And the soldier marches on
Last week, I hung my boots after 38 years of service in the army. I felt a sense of satisfaction, having played the first innings of life quite well. Ups and downs, joys and sorrows, makes and breaks, they were all part of nearly four decades in uniform. But I lived life on my terms, based on three values that I will always cherish.
First, from the day I joined my unit in 1974, I decided to live in the present. I concentrated on the task at hand and did whatever task was assigned to me to the best of my ability. If the day started with PT, I sweated it out with the troops. During the maintenance parade or troop training, I joined the tank crew through the dust and smoke. In the evening, we played hard to win the intersquadron matches. At night, it was party time with senior and junior colleagues mingling over a drink at the officers' mess. It was one big family. One had a sound sleep, to welcome the next day with the same gusto.
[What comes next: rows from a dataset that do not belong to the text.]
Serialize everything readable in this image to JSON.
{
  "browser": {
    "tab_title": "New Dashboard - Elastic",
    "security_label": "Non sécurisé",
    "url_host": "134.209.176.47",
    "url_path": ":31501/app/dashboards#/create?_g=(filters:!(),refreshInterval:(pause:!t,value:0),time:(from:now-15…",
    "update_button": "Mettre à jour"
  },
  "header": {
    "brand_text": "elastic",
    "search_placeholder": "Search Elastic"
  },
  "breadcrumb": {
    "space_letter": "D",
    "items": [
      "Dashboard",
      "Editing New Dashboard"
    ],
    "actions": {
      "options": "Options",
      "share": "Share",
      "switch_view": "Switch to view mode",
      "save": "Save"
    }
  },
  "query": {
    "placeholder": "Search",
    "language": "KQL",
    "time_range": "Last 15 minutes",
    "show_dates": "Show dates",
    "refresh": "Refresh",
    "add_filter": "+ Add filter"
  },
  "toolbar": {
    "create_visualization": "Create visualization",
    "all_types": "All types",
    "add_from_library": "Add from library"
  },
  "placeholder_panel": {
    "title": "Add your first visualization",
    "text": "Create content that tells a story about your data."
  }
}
The second value I cherished even more as I grew in service was to introspect. There were times I'd be pulled up and even given 'guard checks' by the adjutant, but I took it in my stride.
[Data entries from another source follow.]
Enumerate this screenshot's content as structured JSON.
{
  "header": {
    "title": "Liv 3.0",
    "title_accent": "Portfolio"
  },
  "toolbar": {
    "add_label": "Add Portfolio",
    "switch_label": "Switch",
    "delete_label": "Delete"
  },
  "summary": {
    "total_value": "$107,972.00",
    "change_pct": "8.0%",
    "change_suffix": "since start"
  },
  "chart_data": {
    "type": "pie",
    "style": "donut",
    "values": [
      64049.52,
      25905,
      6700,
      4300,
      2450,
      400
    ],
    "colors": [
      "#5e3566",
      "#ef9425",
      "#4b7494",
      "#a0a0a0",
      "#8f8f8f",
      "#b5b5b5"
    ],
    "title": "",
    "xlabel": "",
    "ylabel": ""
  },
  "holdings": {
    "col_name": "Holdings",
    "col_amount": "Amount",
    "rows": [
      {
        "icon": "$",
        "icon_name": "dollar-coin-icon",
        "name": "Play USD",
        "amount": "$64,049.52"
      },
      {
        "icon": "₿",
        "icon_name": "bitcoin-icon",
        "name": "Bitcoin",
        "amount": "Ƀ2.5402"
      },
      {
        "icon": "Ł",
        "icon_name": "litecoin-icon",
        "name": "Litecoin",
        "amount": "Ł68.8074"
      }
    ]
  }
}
But before going to bed, I would go over the events of the day and introspect on where and why I had faltered. Rather than blaming others, I would look at my lapses and vow to correct them. That would relax me and I could get a sound sleep, with no rancour towards anyone. This habit of realising that 'you are your own enemy' held me in good stead. When I was overlooked for promotion after the rank of Colonel despite having done success- fully well in all criteria staff and command appointments, I accepted it with grace. Perhaps I had said something that didn't go down well with my seniors. As long as I lived with selfrespect, I knew I'd be able to walk with my head held high.
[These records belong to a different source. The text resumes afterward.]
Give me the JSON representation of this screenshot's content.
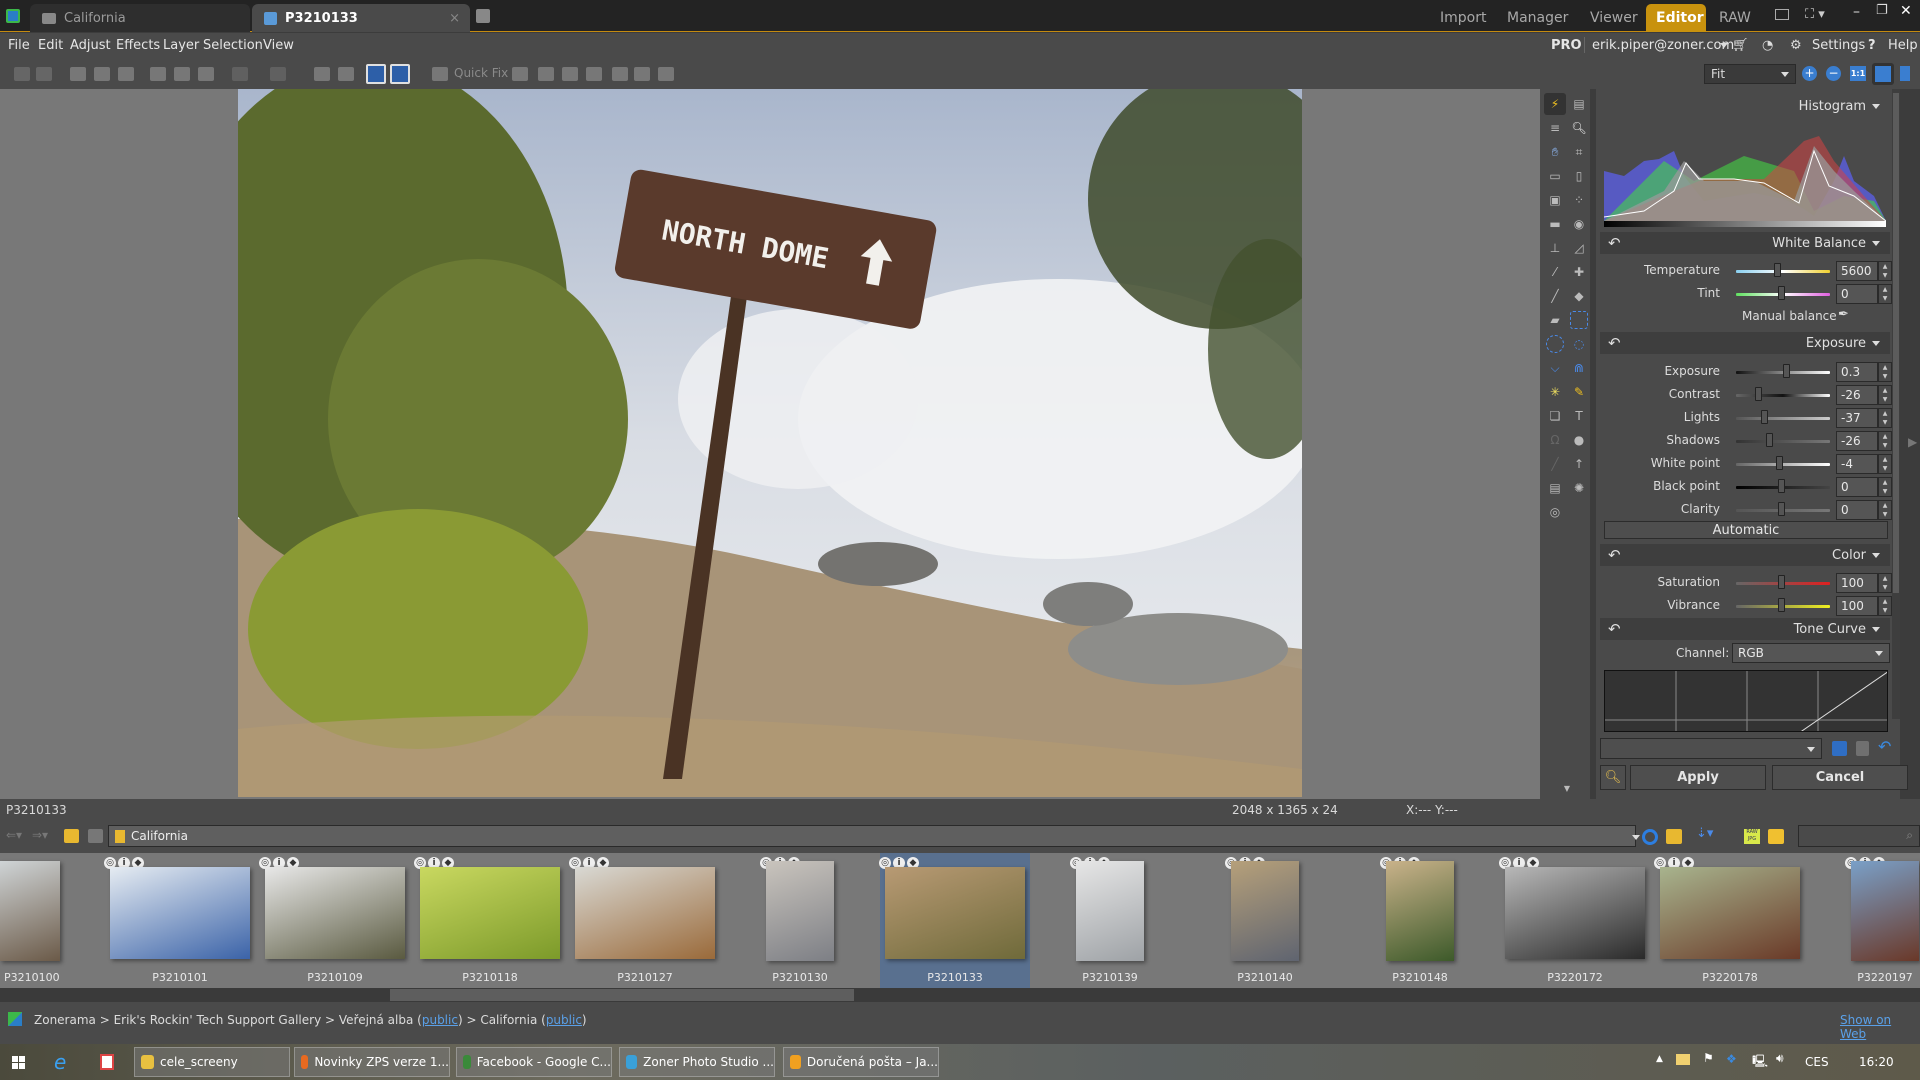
{
  "titlebar": {
    "tabs": [
      {
        "label": "California",
        "icon": "folder-icon",
        "active": false
      },
      {
        "label": "P3210133",
        "icon": "edit-icon",
        "active": true
      }
    ],
    "modes": [
      "Import",
      "Manager",
      "Viewer",
      "Editor",
      "RAW"
    ],
    "active_mode": "Editor"
  },
  "menubar": {
    "items": [
      "File",
      "Edit",
      "Adjust",
      "Effects",
      "Layer",
      "Selection",
      "View"
    ],
    "pro_label": "PRO",
    "account": "erik.piper@zoner.com",
    "settings_label": "Settings",
    "help_label": "Help"
  },
  "toolbar": {
    "quick_fix_label": "Quick Fix",
    "zoom_value": "Fit",
    "one_to_one_label": "1:1"
  },
  "panel": {
    "histogram_title": "Histogram",
    "white_balance": {
      "title": "White Balance",
      "sliders": [
        {
          "label": "Temperature",
          "value": "5600",
          "position": 0.45
        },
        {
          "label": "Tint",
          "value": "0",
          "position": 0.5
        }
      ],
      "manual_balance_label": "Manual balance"
    },
    "exposure": {
      "title": "Exposure",
      "sliders": [
        {
          "label": "Exposure",
          "value": "0.3",
          "position": 0.55
        },
        {
          "label": "Contrast",
          "value": "-26",
          "position": 0.24
        },
        {
          "label": "Lights",
          "value": "-37",
          "position": 0.31
        },
        {
          "label": "Shadows",
          "value": "-26",
          "position": 0.37
        },
        {
          "label": "White point",
          "value": "-4",
          "position": 0.48
        },
        {
          "label": "Black point",
          "value": "0",
          "position": 0.5
        },
        {
          "label": "Clarity",
          "value": "0",
          "position": 0.5
        }
      ],
      "automatic_label": "Automatic"
    },
    "color": {
      "title": "Color",
      "sliders": [
        {
          "label": "Saturation",
          "value": "100",
          "position": 0.5
        },
        {
          "label": "Vibrance",
          "value": "100",
          "position": 0.5
        }
      ]
    },
    "tone_curve": {
      "title": "Tone Curve",
      "channel_label": "Channel:",
      "channel_value": "RGB"
    },
    "preset_value": "",
    "apply_label": "Apply",
    "cancel_label": "Cancel"
  },
  "status": {
    "filename": "P3210133",
    "dimensions": "2048 x 1365 x 24",
    "coords": "X:---  Y:---"
  },
  "navbar": {
    "path": "California",
    "search_placeholder": ""
  },
  "filmstrip": {
    "items": [
      {
        "name": "P3210100",
        "selected": false,
        "colors": [
          "#6b5a48",
          "#cfd4d6"
        ]
      },
      {
        "name": "P3210101",
        "selected": false,
        "colors": [
          "#3b63a8",
          "#e6ecf2"
        ]
      },
      {
        "name": "P3210109",
        "selected": false,
        "colors": [
          "#5a5a40",
          "#e8e8e8"
        ]
      },
      {
        "name": "P3210118",
        "selected": false,
        "colors": [
          "#7c9a2a",
          "#c9d860"
        ]
      },
      {
        "name": "P3210127",
        "selected": false,
        "colors": [
          "#9a6a3a",
          "#d9d9d4"
        ]
      },
      {
        "name": "P3210130",
        "selected": false,
        "colors": [
          "#7d7f85",
          "#c9c4bd"
        ]
      },
      {
        "name": "P3210133",
        "selected": true,
        "colors": [
          "#6f6a3a",
          "#b89a74"
        ]
      },
      {
        "name": "P3210139",
        "selected": false,
        "colors": [
          "#9ea2a6",
          "#e6e6e6"
        ]
      },
      {
        "name": "P3210140",
        "selected": false,
        "colors": [
          "#5f6470",
          "#b6a07a"
        ]
      },
      {
        "name": "P3210148",
        "selected": false,
        "colors": [
          "#3d5a2a",
          "#c9b28a"
        ]
      },
      {
        "name": "P3220172",
        "selected": false,
        "colors": [
          "#2a2a2a",
          "#b8b8b8"
        ]
      },
      {
        "name": "P3220178",
        "selected": false,
        "colors": [
          "#6a3a28",
          "#a8b48e"
        ]
      },
      {
        "name": "P3220197",
        "selected": false,
        "colors": [
          "#6a3828",
          "#7aa0c8"
        ]
      }
    ]
  },
  "zonerama": {
    "root": "Zonerama",
    "gallery": "Erik's Rockin' Tech Support Gallery",
    "albums": "Veřejná alba",
    "album": "California",
    "public_label": "public",
    "show_on_web": "Show on Web"
  },
  "taskbar": {
    "apps": [
      {
        "label": "cele_screeny",
        "icon": "folder-icon"
      },
      {
        "label": "Novinky ZPS verze 1...",
        "icon": "firefox-icon"
      },
      {
        "label": "Facebook - Google C...",
        "icon": "chrome-icon"
      },
      {
        "label": "Zoner Photo Studio ...",
        "icon": "zoner-icon"
      },
      {
        "label": "Doručená pošta – Ja...",
        "icon": "outlook-icon"
      }
    ],
    "language": "CES",
    "time": "16:20"
  },
  "photo": {
    "sign_text": "NORTH DOME"
  }
}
The third value I have lived by is to forgive and forget. One can't live with acrimony or with a sense of revenge. I believe in straight talk and prefer to sort out the matter there and then. There's no point sulking or talking behind someone's back. If someone hurt me, I'd give it back there and then or try to remove the misunderstanding through dialogue, and then move on. I would not carry the baggage of negative thoughts or make my mind a 'garbage bin' for others.
As a soldier, my biggest satisfaction is that I was fit when I joined the service and have left it in top shape.
I am all set for my second innings.